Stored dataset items
-------
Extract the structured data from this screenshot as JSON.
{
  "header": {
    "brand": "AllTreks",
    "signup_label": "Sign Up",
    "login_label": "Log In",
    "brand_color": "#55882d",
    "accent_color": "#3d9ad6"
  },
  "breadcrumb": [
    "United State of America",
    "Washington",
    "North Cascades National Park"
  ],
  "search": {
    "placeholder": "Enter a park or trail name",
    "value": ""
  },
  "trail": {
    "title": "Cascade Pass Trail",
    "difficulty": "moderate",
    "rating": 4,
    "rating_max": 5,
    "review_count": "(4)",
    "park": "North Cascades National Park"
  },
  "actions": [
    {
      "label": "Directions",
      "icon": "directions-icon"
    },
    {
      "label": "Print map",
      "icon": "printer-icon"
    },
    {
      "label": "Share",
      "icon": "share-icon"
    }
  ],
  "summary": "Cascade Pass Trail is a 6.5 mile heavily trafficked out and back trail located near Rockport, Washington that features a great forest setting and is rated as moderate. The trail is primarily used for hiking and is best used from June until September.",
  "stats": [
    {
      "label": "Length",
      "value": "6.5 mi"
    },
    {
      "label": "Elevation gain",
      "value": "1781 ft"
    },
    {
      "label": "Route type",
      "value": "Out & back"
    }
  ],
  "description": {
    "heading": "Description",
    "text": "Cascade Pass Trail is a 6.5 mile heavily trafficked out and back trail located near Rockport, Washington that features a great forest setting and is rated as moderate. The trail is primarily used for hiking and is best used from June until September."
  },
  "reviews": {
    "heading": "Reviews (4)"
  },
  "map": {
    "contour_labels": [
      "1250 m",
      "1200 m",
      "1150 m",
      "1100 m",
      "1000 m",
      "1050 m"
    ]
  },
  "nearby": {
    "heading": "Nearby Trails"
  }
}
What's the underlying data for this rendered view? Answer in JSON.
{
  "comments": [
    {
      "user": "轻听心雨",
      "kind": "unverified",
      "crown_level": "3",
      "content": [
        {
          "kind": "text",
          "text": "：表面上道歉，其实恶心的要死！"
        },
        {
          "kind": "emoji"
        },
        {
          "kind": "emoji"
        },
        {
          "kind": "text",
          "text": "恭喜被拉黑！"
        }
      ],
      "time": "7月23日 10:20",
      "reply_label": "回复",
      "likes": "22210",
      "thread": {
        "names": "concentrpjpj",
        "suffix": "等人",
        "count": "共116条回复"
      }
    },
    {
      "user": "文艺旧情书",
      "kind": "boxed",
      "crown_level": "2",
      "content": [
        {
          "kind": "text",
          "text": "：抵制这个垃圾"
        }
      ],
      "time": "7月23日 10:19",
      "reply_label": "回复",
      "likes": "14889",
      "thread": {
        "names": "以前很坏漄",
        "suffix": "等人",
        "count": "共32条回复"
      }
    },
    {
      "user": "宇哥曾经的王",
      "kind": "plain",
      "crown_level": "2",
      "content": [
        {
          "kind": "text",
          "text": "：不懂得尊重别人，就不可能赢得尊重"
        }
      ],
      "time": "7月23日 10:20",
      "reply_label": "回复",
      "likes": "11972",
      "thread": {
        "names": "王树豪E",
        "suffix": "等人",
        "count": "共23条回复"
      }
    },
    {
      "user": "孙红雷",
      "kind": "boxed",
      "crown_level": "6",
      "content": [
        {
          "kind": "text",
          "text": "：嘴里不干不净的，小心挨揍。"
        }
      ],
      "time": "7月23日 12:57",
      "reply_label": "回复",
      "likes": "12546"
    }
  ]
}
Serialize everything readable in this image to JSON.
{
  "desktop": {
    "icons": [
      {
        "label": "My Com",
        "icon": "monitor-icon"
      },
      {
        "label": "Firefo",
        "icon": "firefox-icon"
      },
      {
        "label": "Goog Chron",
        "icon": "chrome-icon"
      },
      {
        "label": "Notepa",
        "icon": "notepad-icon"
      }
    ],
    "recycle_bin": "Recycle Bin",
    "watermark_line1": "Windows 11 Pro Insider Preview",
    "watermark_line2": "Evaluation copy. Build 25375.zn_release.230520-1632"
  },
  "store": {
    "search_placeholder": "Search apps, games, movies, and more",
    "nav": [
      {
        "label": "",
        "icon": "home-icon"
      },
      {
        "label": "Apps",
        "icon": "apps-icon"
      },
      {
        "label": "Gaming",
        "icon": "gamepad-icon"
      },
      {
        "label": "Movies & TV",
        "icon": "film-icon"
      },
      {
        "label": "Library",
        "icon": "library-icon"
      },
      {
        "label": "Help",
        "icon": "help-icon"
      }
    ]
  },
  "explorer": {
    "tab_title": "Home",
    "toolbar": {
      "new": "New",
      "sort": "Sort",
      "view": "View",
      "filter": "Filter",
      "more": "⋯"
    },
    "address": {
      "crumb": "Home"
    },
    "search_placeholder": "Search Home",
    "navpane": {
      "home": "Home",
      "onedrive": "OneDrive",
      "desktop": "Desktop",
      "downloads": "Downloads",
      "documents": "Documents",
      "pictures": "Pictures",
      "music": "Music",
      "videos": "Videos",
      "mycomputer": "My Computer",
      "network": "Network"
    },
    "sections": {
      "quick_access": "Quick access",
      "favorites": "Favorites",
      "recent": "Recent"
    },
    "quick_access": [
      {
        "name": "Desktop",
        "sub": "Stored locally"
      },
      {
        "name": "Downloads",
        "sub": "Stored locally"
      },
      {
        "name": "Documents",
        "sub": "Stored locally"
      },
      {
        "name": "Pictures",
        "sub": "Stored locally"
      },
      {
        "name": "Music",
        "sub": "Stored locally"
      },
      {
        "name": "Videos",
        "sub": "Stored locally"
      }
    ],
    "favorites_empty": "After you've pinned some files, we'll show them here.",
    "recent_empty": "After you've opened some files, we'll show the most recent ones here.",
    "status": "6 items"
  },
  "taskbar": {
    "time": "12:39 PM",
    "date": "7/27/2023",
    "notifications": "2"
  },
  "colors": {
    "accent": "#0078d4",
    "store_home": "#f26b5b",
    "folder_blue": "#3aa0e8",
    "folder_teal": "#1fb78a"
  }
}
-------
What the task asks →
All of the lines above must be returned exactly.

Task output →
Extract the structured data from this screenshot as JSON.
{
  "header": {
    "brand": "AllTreks",
    "signup_label": "Sign Up",
    "login_label": "Log In",
    "brand_color": "#55882d",
    "accent_color": "#3d9ad6"
  },
  "breadcrumb": [
    "United State of America",
    "Washington",
    "North Cascades National Park"
  ],
  "search": {
    "placeholder": "Enter a park or trail name",
    "value": ""
  },
  "trail": {
    "title": "Cascade Pass Trail",
    "difficulty": "moderate",
    "rating": 4,
    "rating_max": 5,
    "review_count": "(4)",
    "park": "North Cascades National Park"
  },
  "actions": [
    {
      "label": "Directions",
      "icon": "directions-icon"
    },
    {
      "label": "Print map",
      "icon": "printer-icon"
    },
    {
      "label": "Share",
      "icon": "share-icon"
    }
  ],
  "summary": "Cascade Pass Trail is a 6.5 mile heavily trafficked out and back trail located near Rockport, Washington that features a great forest setting and is rated as moderate. The trail is primarily used for hiking and is best used from June until September.",
  "stats": [
    {
      "label": "Length",
      "value": "6.5 mi"
    },
    {
      "label": "Elevation gain",
      "value": "1781 ft"
    },
    {
      "label": "Route type",
      "value": "Out & back"
    }
  ],
  "description": {
    "heading": "Description",
    "text": "Cascade Pass Trail is a 6.5 mile heavily trafficked out and back trail located near Rockport, Washington that features a great forest setting and is rated as moderate. The trail is primarily used for hiking and is best used from June until September."
  },
  "reviews": {
    "heading": "Reviews (4)"
  },
  "map": {
    "contour_labels": [
      "1250 m",
      "1200 m",
      "1150 m",
      "1100 m",
      "1000 m",
      "1050 m"
    ]
  },
  "nearby": {
    "heading": "Nearby Trails"
  }
}
What's the underlying data for this rendered view? Answer in JSON.
{
  "comments": [
    {
      "user": "轻听心雨",
      "kind": "unverified",
      "crown_level": "3",
      "content": [
        {
          "kind": "text",
          "text": "：表面上道歉，其实恶心的要死！"
        },
        {
          "kind": "emoji"
        },
        {
          "kind": "emoji"
        },
        {
          "kind": "text",
          "text": "恭喜被拉黑！"
        }
      ],
      "time": "7月23日 10:20",
      "reply_label": "回复",
      "likes": "22210",
      "thread": {
        "names": "concentrpjpj",
        "suffix": "等人",
        "count": "共116条回复"
      }
    },
    {
      "user": "文艺旧情书",
      "kind": "boxed",
      "crown_level": "2",
      "content": [
        {
          "kind": "text",
          "text": "：抵制这个垃圾"
        }
      ],
      "time": "7月23日 10:19",
      "reply_label": "回复",
      "likes": "14889",
      "thread": {
        "names": "以前很坏漄",
        "suffix": "等人",
        "count": "共32条回复"
      }
    },
    {
      "user": "宇哥曾经的王",
      "kind": "plain",
      "crown_level": "2",
      "content": [
        {
          "kind": "text",
          "text": "：不懂得尊重别人，就不可能赢得尊重"
        }
      ],
      "time": "7月23日 10:20",
      "reply_label": "回复",
      "likes": "11972",
      "thread": {
        "names": "王树豪E",
        "suffix": "等人",
        "count": "共23条回复"
      }
    },
    {
      "user": "孙红雷",
      "kind": "boxed",
      "crown_level": "6",
      "content": [
        {
          "kind": "text",
          "text": "：嘴里不干不净的，小心挨揍。"
        }
      ],
      "time": "7月23日 12:57",
      "reply_label": "回复",
      "likes": "12546"
    }
  ]
}
Serialize everything readable in this image to JSON.
{
  "desktop": {
    "icons": [
      {
        "label": "My Com",
        "icon": "monitor-icon"
      },
      {
        "label": "Firefo",
        "icon": "firefox-icon"
      },
      {
        "label": "Goog Chron",
        "icon": "chrome-icon"
      },
      {
        "label": "Notepa",
        "icon": "notepad-icon"
      }
    ],
    "recycle_bin": "Recycle Bin",
    "watermark_line1": "Windows 11 Pro Insider Preview",
    "watermark_line2": "Evaluation copy. Build 25375.zn_release.230520-1632"
  },
  "store": {
    "search_placeholder": "Search apps, games, movies, and more",
    "nav": [
      {
        "label": "",
        "icon": "home-icon"
      },
      {
        "label": "Apps",
        "icon": "apps-icon"
      },
      {
        "label": "Gaming",
        "icon": "gamepad-icon"
      },
      {
        "label": "Movies & TV",
        "icon": "film-icon"
      },
      {
        "label": "Library",
        "icon": "library-icon"
      },
      {
        "label": "Help",
        "icon": "help-icon"
      }
    ]
  },
  "explorer": {
    "tab_title": "Home",
    "toolbar": {
      "new": "New",
      "sort": "Sort",
      "view": "View",
      "filter": "Filter",
      "more": "⋯"
    },
    "address": {
      "crumb": "Home"
    },
    "search_placeholder": "Search Home",
    "navpane": {
      "home": "Home",
      "onedrive": "OneDrive",
      "desktop": "Desktop",
      "downloads": "Downloads",
      "documents": "Documents",
      "pictures": "Pictures",
      "music": "Music",
      "videos": "Videos",
      "mycomputer": "My Computer",
      "network": "Network"
    },
    "sections": {
      "quick_access": "Quick access",
      "favorites": "Favorites",
      "recent": "Recent"
    },
    "quick_access": [
      {
        "name": "Desktop",
        "sub": "Stored locally"
      },
      {
        "name": "Downloads",
        "sub": "Stored locally"
      },
      {
        "name": "Documents",
        "sub": "Stored locally"
      },
      {
        "name": "Pictures",
        "sub": "Stored locally"
      },
      {
        "name": "Music",
        "sub": "Stored locally"
      },
      {
        "name": "Videos",
        "sub": "Stored locally"
      }
    ],
    "favorites_empty": "After you've pinned some files, we'll show them here.",
    "recent_empty": "After you've opened some files, we'll show the most recent ones here.",
    "status": "6 items"
  },
  "taskbar": {
    "time": "12:39 PM",
    "date": "7/27/2023",
    "notifications": "2"
  },
  "colors": {
    "accent": "#0078d4",
    "store_home": "#f26b5b",
    "folder_blue": "#3aa0e8",
    "folder_teal": "#1fb78a"
  }
}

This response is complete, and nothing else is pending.